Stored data
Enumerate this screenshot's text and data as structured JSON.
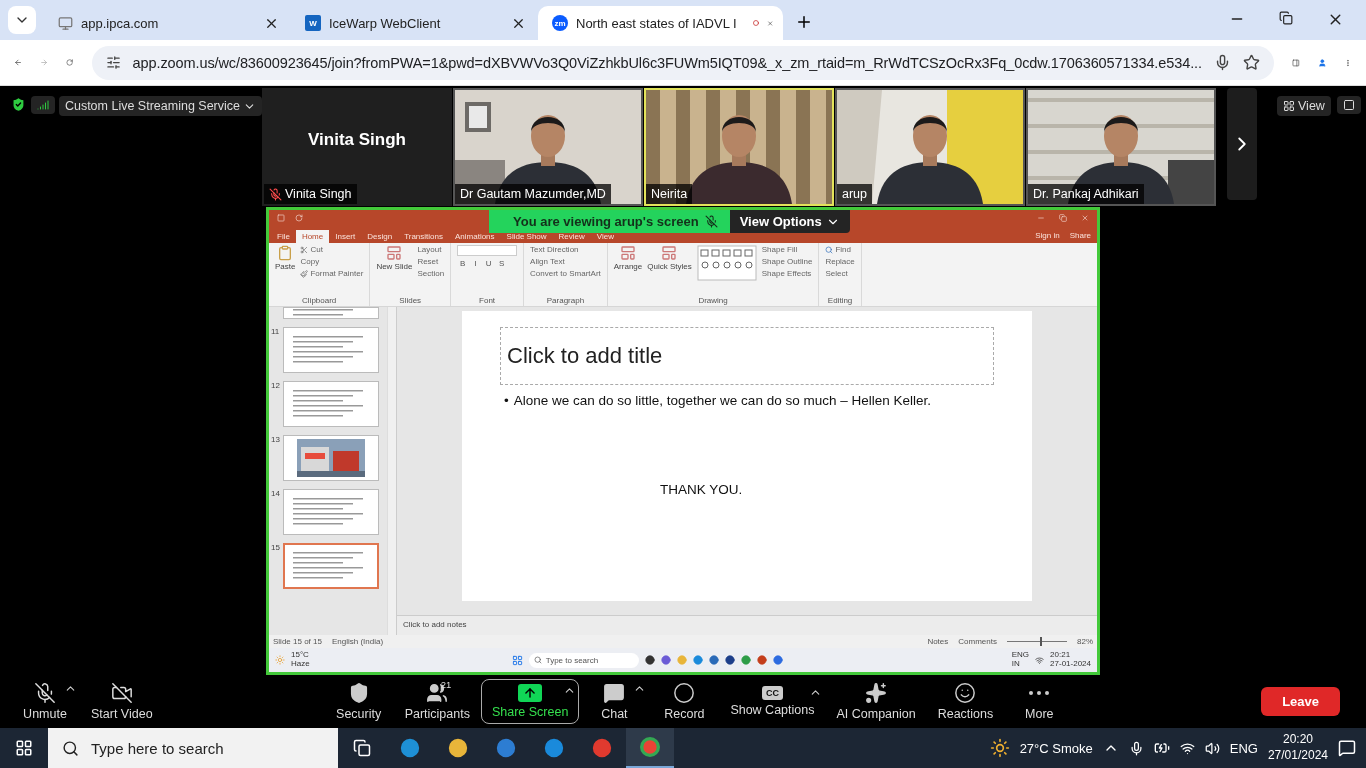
{
  "browser": {
    "tabs": [
      {
        "title": "app.ipca.com",
        "selected": false,
        "kind": "site",
        "recording": false
      },
      {
        "title": "IceWarp WebClient",
        "selected": false,
        "kind": "letter",
        "favicon_text": "W",
        "recording": false
      },
      {
        "title": "North east states of IADVL I",
        "selected": true,
        "kind": "letter",
        "favicon_text": "zm",
        "recording": true
      }
    ],
    "url": "app.zoom.us/wc/83600923645/join?fromPWA=1&pwd=dXBVWVo3Q0ViZzhkbUl6c3FUWm5IQT09&_x_zm_rtaid=m_RrWdTCSzOcRx3Fq_0cdw.1706360571334.e534..."
  },
  "zoom": {
    "service": "Custom Live Streaming Service",
    "view": "View",
    "participants": [
      {
        "name": "Vinita Singh",
        "display_name": "Vinita Singh",
        "kind": "avatar",
        "muted": true,
        "speaking": false
      },
      {
        "name": "Dr Gautam Mazumder,MD",
        "kind": "video",
        "muted": false,
        "speaking": false
      },
      {
        "name": "Neirita",
        "kind": "video",
        "muted": false,
        "speaking": true
      },
      {
        "name": "arup",
        "kind": "video",
        "muted": false,
        "speaking": false
      },
      {
        "name": "Dr. Pankaj Adhikari",
        "kind": "video",
        "muted": false,
        "speaking": false
      }
    ],
    "share": {
      "banner": "You are viewing arup's screen",
      "options": "View Options"
    },
    "toolbar": [
      {
        "label": "Unmute",
        "kind": "mic-off",
        "caret": true
      },
      {
        "label": "Start Video",
        "kind": "video-off",
        "caret": false
      },
      {
        "label": "Security",
        "kind": "shield",
        "caret": false
      },
      {
        "label": "Participants",
        "kind": "people",
        "caret": false,
        "count": "21"
      },
      {
        "label": "Share Screen",
        "kind": "share",
        "caret": true
      },
      {
        "label": "Chat",
        "kind": "chat",
        "caret": true
      },
      {
        "label": "Record",
        "kind": "record",
        "caret": false
      },
      {
        "label": "Show Captions",
        "kind": "captions",
        "caret": true,
        "icon_text": "CC"
      },
      {
        "label": "AI Companion",
        "kind": "sparkle",
        "caret": false
      },
      {
        "label": "Reactions",
        "kind": "reaction",
        "caret": false
      },
      {
        "label": "More",
        "kind": "more",
        "caret": false
      }
    ],
    "leave": "Leave"
  },
  "ppt": {
    "tabs": [
      {
        "label": "File",
        "selected": false
      },
      {
        "label": "Home",
        "selected": true
      },
      {
        "label": "Insert",
        "selected": false
      },
      {
        "label": "Design",
        "selected": false
      },
      {
        "label": "Transitions",
        "selected": false
      },
      {
        "label": "Animations",
        "selected": false
      },
      {
        "label": "Slide Show",
        "selected": false
      },
      {
        "label": "Review",
        "selected": false
      },
      {
        "label": "View",
        "selected": false
      }
    ],
    "sign_in": "Sign in",
    "share": "Share",
    "groups": [
      {
        "label": "Clipboard",
        "large": [
          "Paste"
        ],
        "small": [
          "Cut",
          "Copy",
          "Format Painter"
        ]
      },
      {
        "label": "Slides",
        "large": [
          "New Slide"
        ],
        "small": [
          "Layout",
          "Reset",
          "Section"
        ]
      },
      {
        "label": "Font",
        "row": [
          "B",
          "I",
          "U",
          "S"
        ]
      },
      {
        "label": "Paragraph",
        "small": [
          "Text Direction",
          "Align Text",
          "Convert to SmartArt"
        ]
      },
      {
        "label": "Drawing",
        "large": [
          "Arrange",
          "Quick Styles"
        ],
        "small": [
          "Shape Fill",
          "Shape Outline",
          "Shape Effects"
        ]
      },
      {
        "label": "Editing",
        "small": [
          "Find",
          "Replace",
          "Select"
        ]
      }
    ],
    "thumbnails": [
      {
        "kind": "text",
        "selected": false
      },
      {
        "number": "11",
        "kind": "text",
        "selected": false
      },
      {
        "number": "12",
        "kind": "text",
        "selected": false
      },
      {
        "number": "13",
        "selected": false
      },
      {
        "number": "14",
        "kind": "text",
        "selected": false
      },
      {
        "number": "15",
        "kind": "text",
        "selected": true
      }
    ],
    "slide": {
      "title_placeholder": "Click to add title",
      "bullet_mark": "•",
      "bullet": "Alone we can do so little, together we can do so much – Hellen Keller.",
      "closing": "THANK YOU."
    },
    "notes_placeholder": "Click to add notes",
    "status": {
      "slide": "Slide 15 of 15",
      "language": "English (India)",
      "notes": "Notes",
      "comments": "Comments",
      "zoom_slider": {
        "level": 0.55
      },
      "zoom": "82%"
    },
    "taskbar": {
      "temp": "15°C",
      "condition": "Haze",
      "search": "Type to search",
      "lang": "ENG",
      "region": "IN",
      "time": "20:21",
      "date": "27-01-2024"
    }
  },
  "taskbar": {
    "search": "Type here to search",
    "temp": "27°C",
    "condition": "Smoke",
    "lang": "ENG",
    "time": "20:20",
    "date": "27/01/2024"
  }
}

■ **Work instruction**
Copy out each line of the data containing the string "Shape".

■ **Output for this task**
          "Shape Fill",
          "Shape Outline",
          "Shape Effects"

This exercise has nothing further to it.